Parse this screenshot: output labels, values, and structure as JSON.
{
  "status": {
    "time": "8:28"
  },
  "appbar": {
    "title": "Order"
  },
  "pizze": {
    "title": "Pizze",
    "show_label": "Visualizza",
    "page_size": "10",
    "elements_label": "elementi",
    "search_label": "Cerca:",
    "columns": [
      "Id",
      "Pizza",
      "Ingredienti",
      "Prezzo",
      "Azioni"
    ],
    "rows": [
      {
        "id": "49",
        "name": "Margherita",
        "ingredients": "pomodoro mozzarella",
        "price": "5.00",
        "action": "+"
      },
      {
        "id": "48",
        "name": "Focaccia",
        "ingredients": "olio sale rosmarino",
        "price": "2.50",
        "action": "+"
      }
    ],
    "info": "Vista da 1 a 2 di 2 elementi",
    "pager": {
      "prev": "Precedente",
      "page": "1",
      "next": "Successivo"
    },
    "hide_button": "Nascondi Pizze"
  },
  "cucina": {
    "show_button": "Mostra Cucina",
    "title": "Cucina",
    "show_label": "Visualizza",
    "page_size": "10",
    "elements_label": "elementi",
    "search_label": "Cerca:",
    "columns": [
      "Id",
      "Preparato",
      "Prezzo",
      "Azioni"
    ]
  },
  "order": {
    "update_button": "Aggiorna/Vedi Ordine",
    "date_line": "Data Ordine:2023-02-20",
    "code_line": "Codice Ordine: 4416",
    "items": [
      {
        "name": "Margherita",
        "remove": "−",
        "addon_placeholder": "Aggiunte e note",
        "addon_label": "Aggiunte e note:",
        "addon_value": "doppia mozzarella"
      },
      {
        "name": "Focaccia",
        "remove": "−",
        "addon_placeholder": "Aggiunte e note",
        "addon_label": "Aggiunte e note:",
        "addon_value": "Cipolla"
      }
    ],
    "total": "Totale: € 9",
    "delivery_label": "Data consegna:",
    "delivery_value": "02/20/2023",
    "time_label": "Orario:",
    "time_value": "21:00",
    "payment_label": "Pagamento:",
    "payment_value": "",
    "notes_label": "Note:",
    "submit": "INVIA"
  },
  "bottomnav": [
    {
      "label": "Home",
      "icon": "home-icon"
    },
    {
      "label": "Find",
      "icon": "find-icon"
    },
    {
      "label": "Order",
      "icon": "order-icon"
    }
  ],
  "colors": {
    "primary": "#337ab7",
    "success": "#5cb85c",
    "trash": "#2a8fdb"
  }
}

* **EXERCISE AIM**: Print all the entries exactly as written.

* **SOLUTION FOR THIS TASK**:
Parse this screenshot: output labels, values, and structure as JSON.
{
  "status": {
    "time": "8:28"
  },
  "appbar": {
    "title": "Order"
  },
  "pizze": {
    "title": "Pizze",
    "show_label": "Visualizza",
    "page_size": "10",
    "elements_label": "elementi",
    "search_label": "Cerca:",
    "columns": [
      "Id",
      "Pizza",
      "Ingredienti",
      "Prezzo",
      "Azioni"
    ],
    "rows": [
      {
        "id": "49",
        "name": "Margherita",
        "ingredients": "pomodoro mozzarella",
        "price": "5.00",
        "action": "+"
      },
      {
        "id": "48",
        "name": "Focaccia",
        "ingredients": "olio sale rosmarino",
        "price": "2.50",
        "action": "+"
      }
    ],
    "info": "Vista da 1 a 2 di 2 elementi",
    "pager": {
      "prev": "Precedente",
      "page": "1",
      "next": "Successivo"
    },
    "hide_button": "Nascondi Pizze"
  },
  "cucina": {
    "show_button": "Mostra Cucina",
    "title": "Cucina",
    "show_label": "Visualizza",
    "page_size": "10",
    "elements_label": "elementi",
    "search_label": "Cerca:",
    "columns": [
      "Id",
      "Preparato",
      "Prezzo",
      "Azioni"
    ]
  },
  "order": {
    "update_button": "Aggiorna/Vedi Ordine",
    "date_line": "Data Ordine:2023-02-20",
    "code_line": "Codice Ordine: 4416",
    "items": [
      {
        "name": "Margherita",
        "remove": "−",
        "addon_placeholder": "Aggiunte e note",
        "addon_label": "Aggiunte e note:",
        "addon_value": "doppia mozzarella"
      },
      {
        "name": "Focaccia",
        "remove": "−",
        "addon_placeholder": "Aggiunte e note",
        "addon_label": "Aggiunte e note:",
        "addon_value": "Cipolla"
      }
    ],
    "total": "Totale: € 9",
    "delivery_label": "Data consegna:",
    "delivery_value": "02/20/2023",
    "time_label": "Orario:",
    "time_value": "21:00",
    "payment_label": "Pagamento:",
    "payment_value": "",
    "notes_label": "Note:",
    "submit": "INVIA"
  },
  "bottomnav": [
    {
      "label": "Home",
      "icon": "home-icon"
    },
    {
      "label": "Find",
      "icon": "find-icon"
    },
    {
      "label": "Order",
      "icon": "order-icon"
    }
  ],
  "colors": {
    "primary": "#337ab7",
    "success": "#5cb85c",
    "trash": "#2a8fdb"
  }
}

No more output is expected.